    2 weeks ago
  • Speech to the Committee for Auckland
    It is great to be here today at this event as Minister for Auckland and Minister ofTransport. Let me start by acknowledging each one of you and thanking the Committee forAuckland for hosting this event and inviting me to speak here today. The Committee for Auckland has been a symbol ...
    BeehiveBy beehive.govt.nz
    2 weeks ago
  • Getting Transport Back on Track in Auckland
    Transport Minister Simeon Brown has today confirmed his high-level transport priorities for Auckland, in the lead up to releasing the draft Government Policy Statement on Land Transport. “Our economic growth and productivity are underpinned by a transport network that enables people and freight to move around safely and efficiently. At ...
    BeehiveBy beehive.govt.nz
    2 weeks ago
  • Government to axe Auckland Regional Fuel Tax
    Transport Minister Simeon Brown has confirmed that the Auckland Regional Fuel Tax will end on 30 June 2024. “Today, I can confirm that the Government has agreed to remove the Auckland Regional Fuel Tax in line with our coalition commitments, and legislation will be introduced to parliament to repeal the ...
    BeehiveBy beehive.govt.nz
    2 weeks ago
  • Minister Calls for Work to Tackle Kina Barrens
    Changes to fishing rules and a significant science programme are being undertaken to address kina barrens, says Minister for Oceans and Fisheries Shane Jones. “There has been tremendous interest from iwi, communities and recreational fishers who had raised concerns about such kina infestations being a major threat to Northland’s marine ...
    BeehiveBy beehive.govt.nz
    2 weeks ago
  • Government law and order crackdown begins
    The coalition Government is making good on its promise to restore law and order by removing government funding for Section 27 reports and abolishing the previous Labour Government’s prison reduction target, Justice Minister Paul Goldsmith and Corrections Minister Mark Mitchell say.  “In recent years, the development of Section 27 reports ...
    BeehiveBy beehive.govt.nz
    2 weeks ago
  • Greater focus on getting people into work
    The coalition government will refocus employment efforts and the welfare system so that supporting people who can work into jobs is the number one priority, Social Development and Employment Minister Louise Upston says. “Of concern in the labour market statistics released by Stats NZ today was the number of youth not ...

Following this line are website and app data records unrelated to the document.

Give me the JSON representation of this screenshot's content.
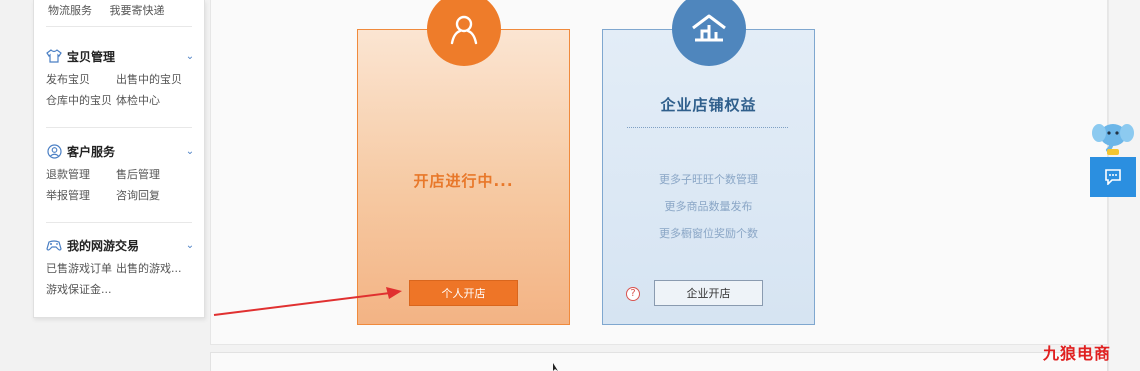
{
  "sidebar": {
    "top_links": [
      "物流服务",
      "我要寄快递"
    ],
    "sections": [
      {
        "title": "宝贝管理",
        "icon": "tshirt-icon",
        "rows": [
          [
            "发布宝贝",
            "出售中的宝贝"
          ],
          [
            "仓库中的宝贝",
            "体检中心"
          ]
        ]
      },
      {
        "title": "客户服务",
        "icon": "user-circle-icon",
        "rows": [
          [
            "退款管理",
            "售后管理"
          ],
          [
            "举报管理",
            "咨询回复"
          ]
        ]
      },
      {
        "title": "我的网游交易",
        "icon": "gamepad-icon",
        "rows": [
          [
            "已售游戏订单",
            "出售的游戏..."
          ],
          [
            "游戏保证金...",
            ""
          ]
        ]
      }
    ]
  },
  "personal_card": {
    "status": "开店进行中...",
    "button_label": "个人开店",
    "icon": "person-icon",
    "accent_color": "#ee7c2a"
  },
  "enterprise_card": {
    "title": "企业店铺权益",
    "features": [
      "更多子旺旺个数管理",
      "更多商品数量发布",
      "更多橱窗位奖励个数"
    ],
    "button_label": "企业开店",
    "help_symbol": "?",
    "icon": "enterprise-icon",
    "accent_color": "#4f86bd"
  },
  "widgets": {
    "mascot_icon": "elephant-mascot-icon",
    "chat_icon": "chat-bubble-icon"
  },
  "watermark": "九狼电商"
}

    BeehiveBy beehive.govt.nz
    2 weeks ago
  • One year on, NZ appeals for release of Phillip Mehrtens
    Foreign Minister Winston Peters has appealed to those holding New Zealand pilot Phillip Mehrtens in remote Papua, Indonesia, to release him immediately.  Phillip Mehrtens was taken hostage a year ago on 7 February in Paro, Papua, while providing vital air links and supplies to remote communities. “We strongly urge those holding ...
    BeehiveBy beehive.govt.nz
    2 weeks ago
  • Ministers reaffirm Pacific connections this week
    Foreign Minister Winston Peters and Health Minister and Minister for Pacific Peoples Dr Shane Reti are reaffirming the importance of New Zealand’s connections to the Pacific by visiting Tonga, Cook Islands and Samoa this week.  “New Zealand enjoys strong and long-standing relationships with our Pacific partners - especially in Polynesia, where we ...
    BeehiveBy beehive.govt.nz
    2 weeks ago
  • Rt Hon Christopher Luxon – Waitangi speech
    E ngā mana, e ngā reo, e ngā iwi, rau rangatira ma. Tēnā koutou katoa. He tino mihi ki te mana whenua o tēnei rohe.  Mihi mai, mihi mai, mihi mai. Te whare e tū nei, tēnā koe.                               He-wāhi whakahirahira tēnei mō Aotearoa. Ka huri nga whakaaro, ki nga mate. ...
    BeehiveBy beehive.govt.nz
    2 weeks ago
  • Government awards primary sector scholarships to students
    Six university students studying agriculture and science have been awarded scholarships as part of the coalition Government’s efforts to boost on-the-ground support for farmers and growers. “The coalition Government is committed to improving support and operating conditions for farmers and growers,” Agriculture Minister Todd McClay says. “We’re backing a range ...
    BeehiveBy beehive.govt.nz
    2 weeks ago

Page generated in The Standard by Wordpress at 2024-02-22T06:16:33+00:00